In order to deal with this traffic, the hours for the lights display are changing for this year. Based on timing, the display was lit for the first time this year on December 1st, and will be on every night for the remainder of the holiday season, excluding the night the Michaels were featured on The Great Christmas Light Fight. For more information on hours, visit them on Facebook @TheMichaelFamilyChristmasDisplay.
Although their airing may not have been the original plan, Brian and family are extremely honored to be on the show not only raising awareness for Ataxia but also representing Towamencin.

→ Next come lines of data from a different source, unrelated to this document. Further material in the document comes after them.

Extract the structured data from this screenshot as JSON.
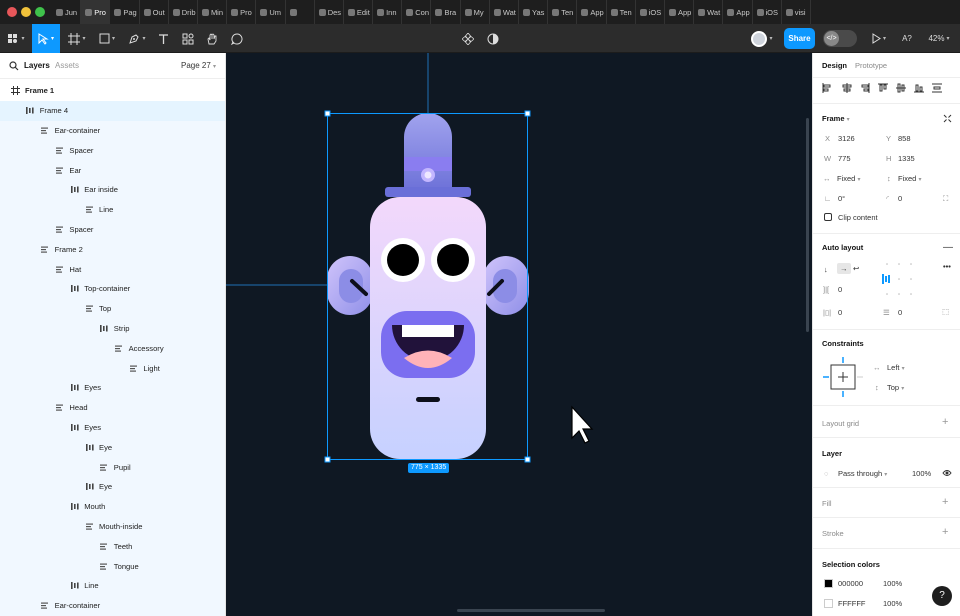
{
  "tabs": [
    "Jun",
    "Pro",
    "Pag",
    "Out",
    "Drib",
    "Min",
    "Pro",
    "Um",
    "",
    "Des",
    "Edit",
    "Inn",
    "Con",
    "Bra",
    "My",
    "Wat",
    "Yas",
    "Ten",
    "App",
    "Ten",
    "iOS",
    "App",
    "Wat",
    "App",
    "iOS",
    "visi"
  ],
  "toolbar": {
    "share_label": "Share",
    "zoom": "42%",
    "help": "A?"
  },
  "left": {
    "tab_layers": "Layers",
    "tab_assets": "Assets",
    "page": "Page 27",
    "layers": [
      {
        "label": "Frame 1",
        "depth": 0,
        "icon": "frame"
      },
      {
        "label": "Frame 4",
        "depth": 1,
        "icon": "vbars"
      },
      {
        "label": "Ear-container",
        "depth": 2,
        "icon": "lines"
      },
      {
        "label": "Spacer",
        "depth": 3,
        "icon": "lines"
      },
      {
        "label": "Ear",
        "depth": 3,
        "icon": "lines"
      },
      {
        "label": "Ear inside",
        "depth": 4,
        "icon": "vbars"
      },
      {
        "label": "Line",
        "depth": 5,
        "icon": "lines"
      },
      {
        "label": "Spacer",
        "depth": 3,
        "icon": "lines"
      },
      {
        "label": "Frame 2",
        "depth": 2,
        "icon": "lines"
      },
      {
        "label": "Hat",
        "depth": 3,
        "icon": "lines"
      },
      {
        "label": "Top-container",
        "depth": 4,
        "icon": "vbars"
      },
      {
        "label": "Top",
        "depth": 5,
        "icon": "lines"
      },
      {
        "label": "Strip",
        "depth": 6,
        "icon": "vbars"
      },
      {
        "label": "Accessory",
        "depth": 7,
        "icon": "lines"
      },
      {
        "label": "Light",
        "depth": 8,
        "icon": "lines"
      },
      {
        "label": "Eyes",
        "depth": 4,
        "icon": "vbars"
      },
      {
        "label": "Head",
        "depth": 3,
        "icon": "lines"
      },
      {
        "label": "Eyes",
        "depth": 4,
        "icon": "vbars"
      },
      {
        "label": "Eye",
        "depth": 5,
        "icon": "vbars"
      },
      {
        "label": "Pupil",
        "depth": 6,
        "icon": "lines"
      },
      {
        "label": "Eye",
        "depth": 5,
        "icon": "vbars"
      },
      {
        "label": "Mouth",
        "depth": 4,
        "icon": "vbars"
      },
      {
        "label": "Mouth-inside",
        "depth": 5,
        "icon": "lines"
      },
      {
        "label": "Teeth",
        "depth": 6,
        "icon": "lines"
      },
      {
        "label": "Tongue",
        "depth": 6,
        "icon": "lines"
      },
      {
        "label": "Line",
        "depth": 4,
        "icon": "vbars"
      },
      {
        "label": "Ear-container",
        "depth": 2,
        "icon": "lines"
      }
    ]
  },
  "canvas": {
    "size_label": "775 × 1335"
  },
  "right": {
    "tab_design": "Design",
    "tab_prototype": "Prototype",
    "frame_title": "Frame",
    "x_label": "X",
    "x": "3126",
    "y_label": "Y",
    "y": "858",
    "w_label": "W",
    "w": "775",
    "h_label": "H",
    "h": "1335",
    "hsizing": "Fixed",
    "vsizing": "Fixed",
    "rotation": "0°",
    "radius": "0",
    "clip": "Clip content",
    "autolayout_title": "Auto layout",
    "spacing": "0",
    "pad_h": "0",
    "pad_v": "0",
    "constraints_title": "Constraints",
    "c_h": "Left",
    "c_v": "Top",
    "layout_grid": "Layout grid",
    "layer_title": "Layer",
    "blend": "Pass through",
    "opacity": "100%",
    "fill": "Fill",
    "stroke": "Stroke",
    "selection_colors": "Selection colors",
    "colors": [
      {
        "hex": "000000",
        "opacity": "100%",
        "swatch": "#000000"
      },
      {
        "hex": "FFFFFF",
        "opacity": "100%",
        "swatch": "#FFFFFF"
      }
    ],
    "help": "?"
  },
  "colors": {
    "accent": "#0d99ff",
    "canvas_bg": "#0f1823",
    "character_top": "#f1d7fb",
    "character_bottom": "#c5d0ff",
    "hat": "#7f86e6"
  }
}
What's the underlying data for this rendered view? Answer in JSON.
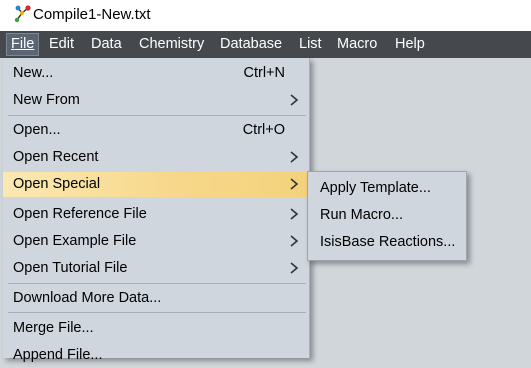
{
  "window": {
    "title": "Compile1-New.txt"
  },
  "menubar": {
    "items": [
      {
        "label": "File"
      },
      {
        "label": "Edit"
      },
      {
        "label": "Data"
      },
      {
        "label": "Chemistry"
      },
      {
        "label": "Database"
      },
      {
        "label": "List"
      },
      {
        "label": "Macro"
      },
      {
        "label": "Help"
      }
    ]
  },
  "file_menu": {
    "items": [
      {
        "label": "New...",
        "shortcut": "Ctrl+N"
      },
      {
        "label": "New From"
      },
      {
        "label": "Open...",
        "shortcut": "Ctrl+O"
      },
      {
        "label": "Open Recent"
      },
      {
        "label": "Open Special"
      },
      {
        "label": "Open Reference File"
      },
      {
        "label": "Open Example File"
      },
      {
        "label": "Open Tutorial File"
      },
      {
        "label": "Download More Data..."
      },
      {
        "label": "Merge File..."
      },
      {
        "label": "Append File..."
      }
    ]
  },
  "open_special_submenu": {
    "items": [
      {
        "label": "Apply Template..."
      },
      {
        "label": "Run Macro..."
      },
      {
        "label": "IsisBase Reactions..."
      }
    ]
  },
  "colors": {
    "menubar_bg": "#45494d",
    "menu_bg": "#cfd6dd",
    "highlight": "#f7d88b",
    "desktop": "#d1d6db"
  },
  "icons": {
    "app": "molecule-icon",
    "submenu_arrow": "chevron-right-icon"
  }
}
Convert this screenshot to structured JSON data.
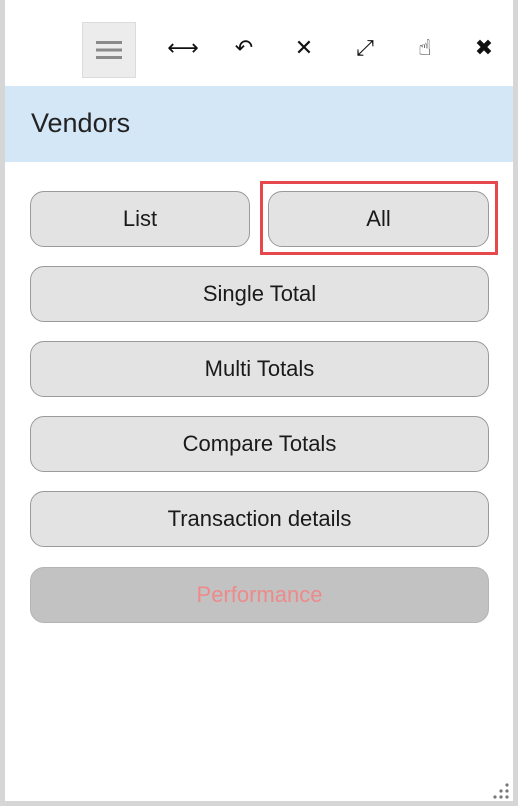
{
  "toolbar": {
    "icons": {
      "menu": "menu-icon",
      "width": "arrows-horizontal-icon",
      "undo": "undo-arrow-icon",
      "collapse": "collapse-arrows-icon",
      "expand": "expand-diagonal-icon",
      "pointer": "hand-pointer-icon",
      "close": "close-icon"
    },
    "glyphs": {
      "menu": "≡",
      "width": "⟷",
      "undo": "↶",
      "collapse": "✕",
      "expand": "⤢",
      "pointer": "☝",
      "close": "✖"
    }
  },
  "header": {
    "title": "Vendors"
  },
  "buttons": {
    "list": "List",
    "all": "All",
    "single_total": "Single Total",
    "multi_totals": "Multi Totals",
    "compare_totals": "Compare Totals",
    "transaction_details": "Transaction details",
    "performance": "Performance"
  },
  "colors": {
    "header_bg": "#d3e7f6",
    "button_bg": "#e3e3e3",
    "disabled_bg": "#c2c2c2",
    "disabled_text": "#ee8a8a",
    "highlight": "#e5484d"
  }
}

“Regardless if we win or lose, it is really really hard to get on this show. We lucked out when we applied, the timing was right, the situation was right, and the network saw what we did and liked it,” Michael stated. “I am hoping that we make North Penn, Hatfield, and Towamencin really proud for just being on the show, and if something happens and we win, that will be even better.”
On Dec. 19, the Michael Family was named the winner of “The Christmas Light Fight” on ABC’s broadcast, earning a $50,000 prize — and nationwide bragging rights.
“I would have never expected this,” said Brian. “I just do it to make people happy.”
Editor’s note: While the Michael Family and their display are located in Towamencin Township, they have a Hatfield mailing address, and all promotional materials and listings show the home as being in Hatfield.
This article appears courtesy of a content-sharing agreement between The Knight Crier, North Penn Now, and The Reporter. To read more stories like this, visit www.knightcrier.org or www.NorthPennNow.com.